# [WHAT THE TASK ASKS]
Return the data that follows exactly as it appears. Pictures do not belong in the copy.

=====

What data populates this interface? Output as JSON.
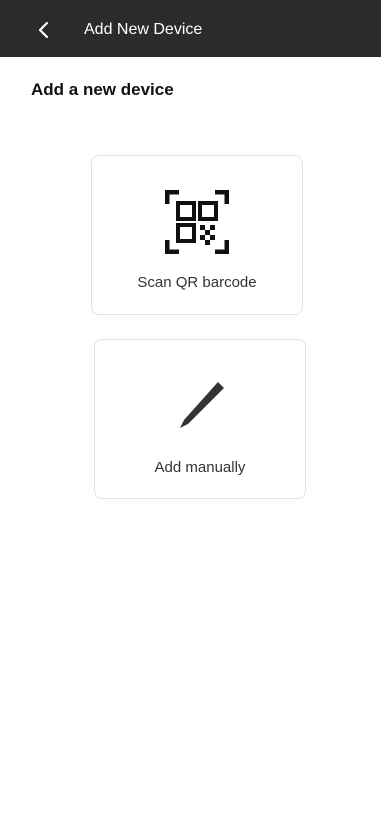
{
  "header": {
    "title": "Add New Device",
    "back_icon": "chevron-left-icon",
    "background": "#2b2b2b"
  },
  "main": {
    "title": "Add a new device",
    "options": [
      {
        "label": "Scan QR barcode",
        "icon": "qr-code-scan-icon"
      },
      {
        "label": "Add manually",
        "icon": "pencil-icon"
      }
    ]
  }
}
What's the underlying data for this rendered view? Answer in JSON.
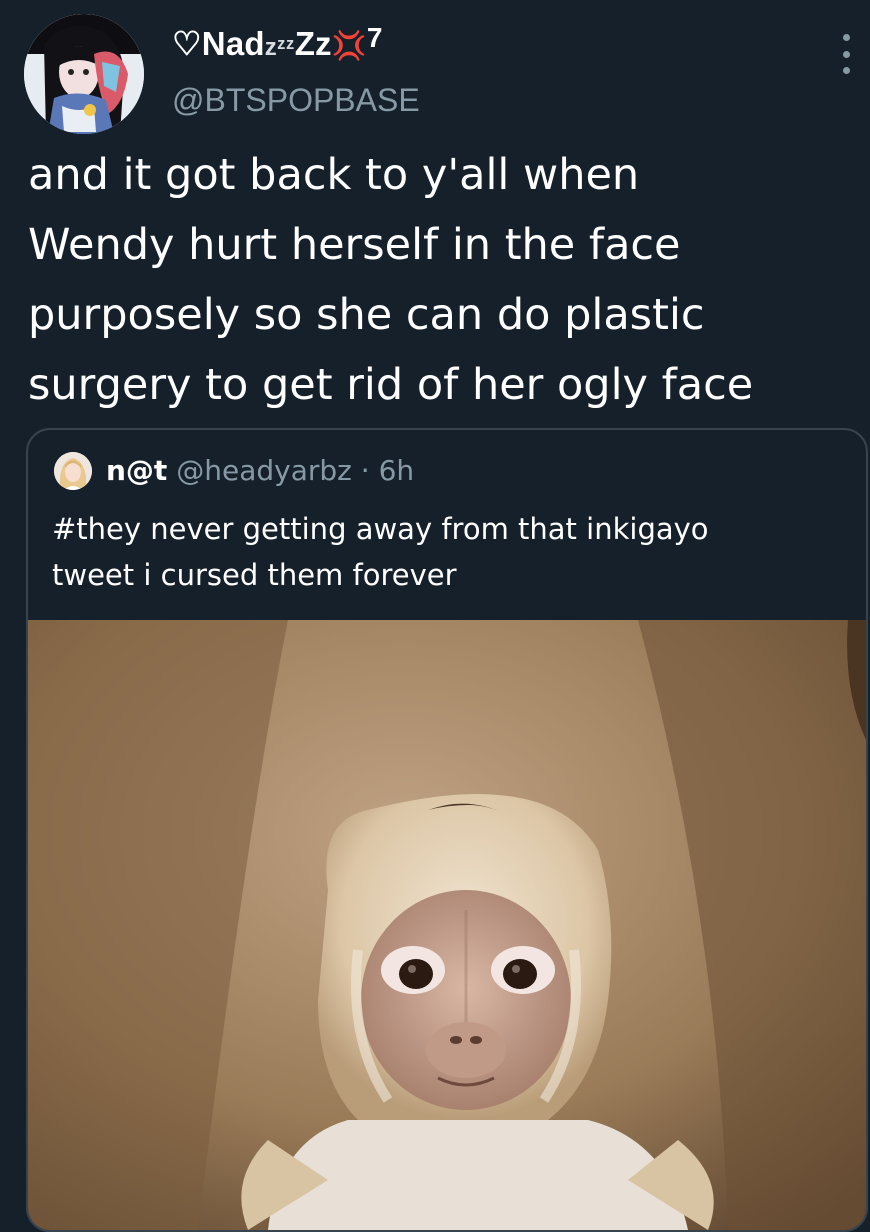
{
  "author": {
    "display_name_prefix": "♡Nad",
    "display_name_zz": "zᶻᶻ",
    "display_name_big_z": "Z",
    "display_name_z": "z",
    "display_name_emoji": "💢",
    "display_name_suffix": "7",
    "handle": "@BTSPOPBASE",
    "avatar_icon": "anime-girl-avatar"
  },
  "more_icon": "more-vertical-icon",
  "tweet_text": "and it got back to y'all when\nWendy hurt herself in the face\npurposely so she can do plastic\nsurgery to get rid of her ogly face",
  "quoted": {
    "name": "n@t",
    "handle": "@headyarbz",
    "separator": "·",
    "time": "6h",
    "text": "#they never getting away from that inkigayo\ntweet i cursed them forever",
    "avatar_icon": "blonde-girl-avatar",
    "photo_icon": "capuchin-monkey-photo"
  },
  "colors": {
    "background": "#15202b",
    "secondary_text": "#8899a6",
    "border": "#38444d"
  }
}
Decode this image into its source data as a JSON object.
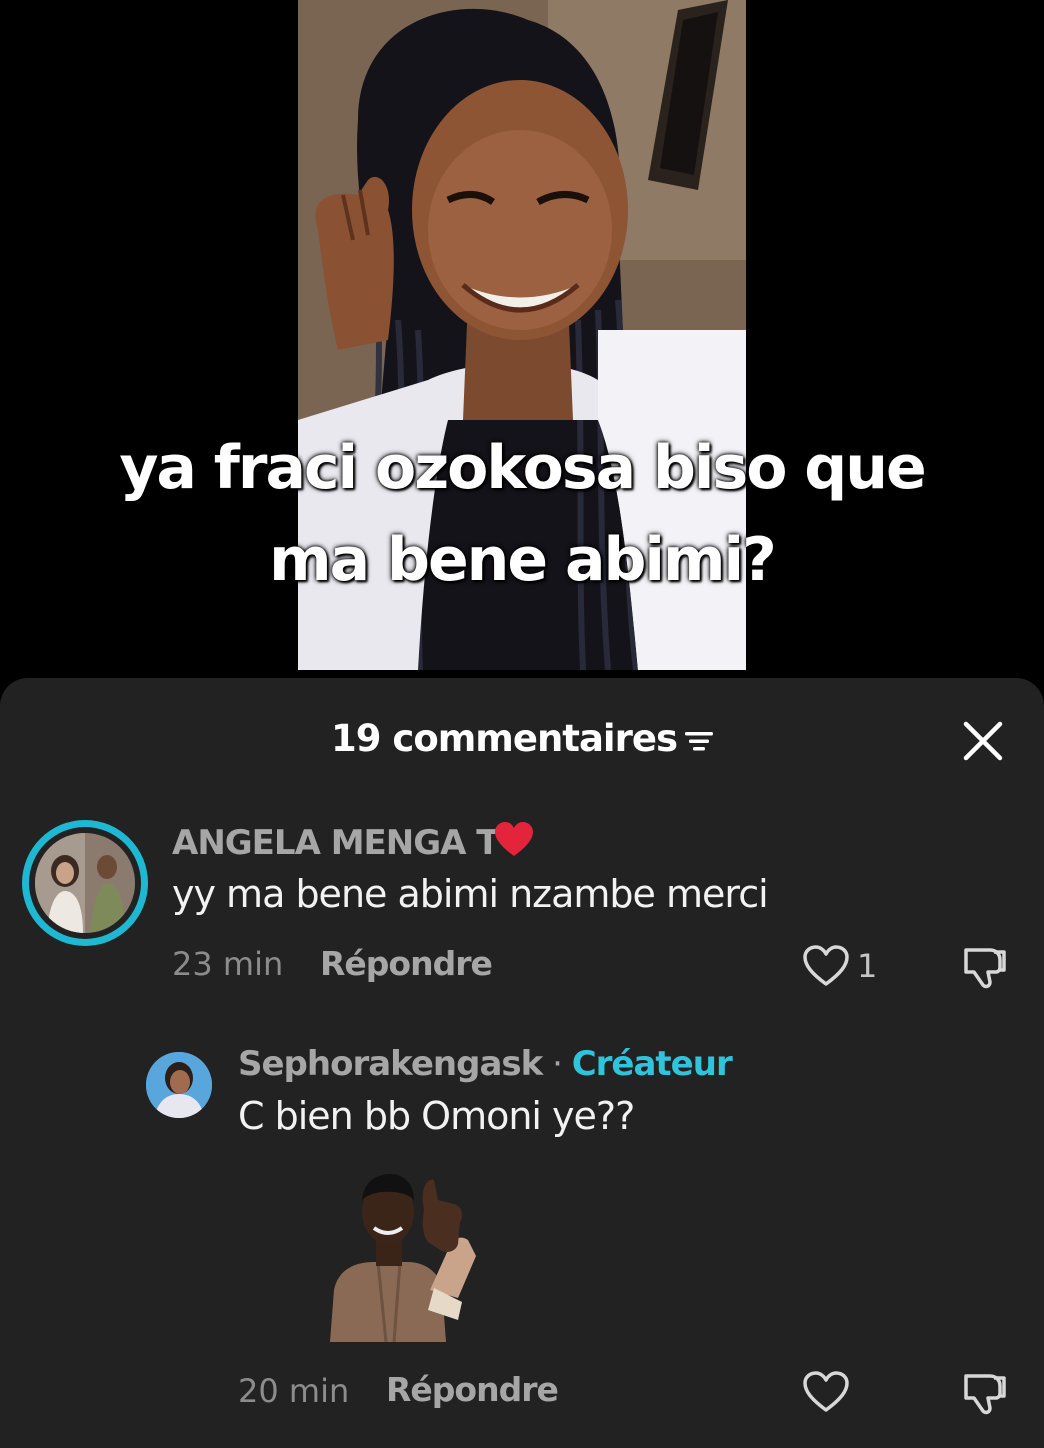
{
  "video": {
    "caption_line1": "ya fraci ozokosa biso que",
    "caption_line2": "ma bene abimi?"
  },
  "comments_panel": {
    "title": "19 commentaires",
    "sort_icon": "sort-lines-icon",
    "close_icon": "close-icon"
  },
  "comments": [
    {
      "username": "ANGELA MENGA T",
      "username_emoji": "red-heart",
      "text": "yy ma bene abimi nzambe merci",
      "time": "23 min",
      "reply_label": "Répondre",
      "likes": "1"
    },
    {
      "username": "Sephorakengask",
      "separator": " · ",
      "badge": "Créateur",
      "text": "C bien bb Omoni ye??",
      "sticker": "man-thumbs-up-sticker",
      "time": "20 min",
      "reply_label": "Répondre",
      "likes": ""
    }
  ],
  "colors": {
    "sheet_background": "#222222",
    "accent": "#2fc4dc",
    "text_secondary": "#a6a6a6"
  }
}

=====

# [RESULT]
What data populates this interface? Output as JSON.
{
  "header": {
    "title": "Add New Device",
    "back_icon": "chevron-left-icon",
    "background": "#2b2b2b"
  },
  "main": {
    "title": "Add a new device",
    "options": [
      {
        "label": "Scan QR barcode",
        "icon": "qr-code-scan-icon"
      },
      {
        "label": "Add manually",
        "icon": "pencil-icon"
      }
    ]
  }
}
What's the underlying data for this rendered view? Answer in JSON.
{
  "author": {
    "display_name_prefix": "♡Nad",
    "display_name_zz": "zᶻᶻ",
    "display_name_big_z": "Z",
    "display_name_z": "z",
    "display_name_emoji": "💢",
    "display_name_suffix": "7",
    "handle": "@BTSPOPBASE",
    "avatar_icon": "anime-girl-avatar"
  },
  "more_icon": "more-vertical-icon",
  "tweet_text": "and it got back to y'all when\nWendy hurt herself in the face\npurposely so she can do plastic\nsurgery to get rid of her ogly face",
  "quoted": {
    "name": "n@t",
    "handle": "@headyarbz",
    "separator": "·",
    "time": "6h",
    "text": "#they never getting away from that inkigayo\ntweet i cursed them forever",
    "avatar_icon": "blonde-girl-avatar",
    "photo_icon": "capuchin-monkey-photo"
  },
  "colors": {
    "background": "#15202b",
    "secondary_text": "#8899a6",
    "border": "#38444d"
  }
}
Decode this image into its source data as a JSON object.
{
  "video": {
    "caption_line1": "ya fraci ozokosa biso que",
    "caption_line2": "ma bene abimi?"
  },
  "comments_panel": {
    "title": "19 commentaires",
    "sort_icon": "sort-lines-icon",
    "close_icon": "close-icon"
  },
  "comments": [
    {
      "username": "ANGELA MENGA T",
      "username_emoji": "red-heart",
      "text": "yy ma bene abimi nzambe merci",
      "time": "23 min",
      "reply_label": "Répondre",
      "likes": "1"
    },
    {
      "username": "Sephorakengask",
      "separator": " · ",
      "badge": "Créateur",
      "text": "C bien bb Omoni ye??",
      "sticker": "man-thumbs-up-sticker",
      "time": "20 min",
      "reply_label": "Répondre",
      "likes": ""
    }
  ],
  "colors": {
    "sheet_background": "#222222",
    "accent": "#2fc4dc",
    "text_secondary": "#a6a6a6"
  }
}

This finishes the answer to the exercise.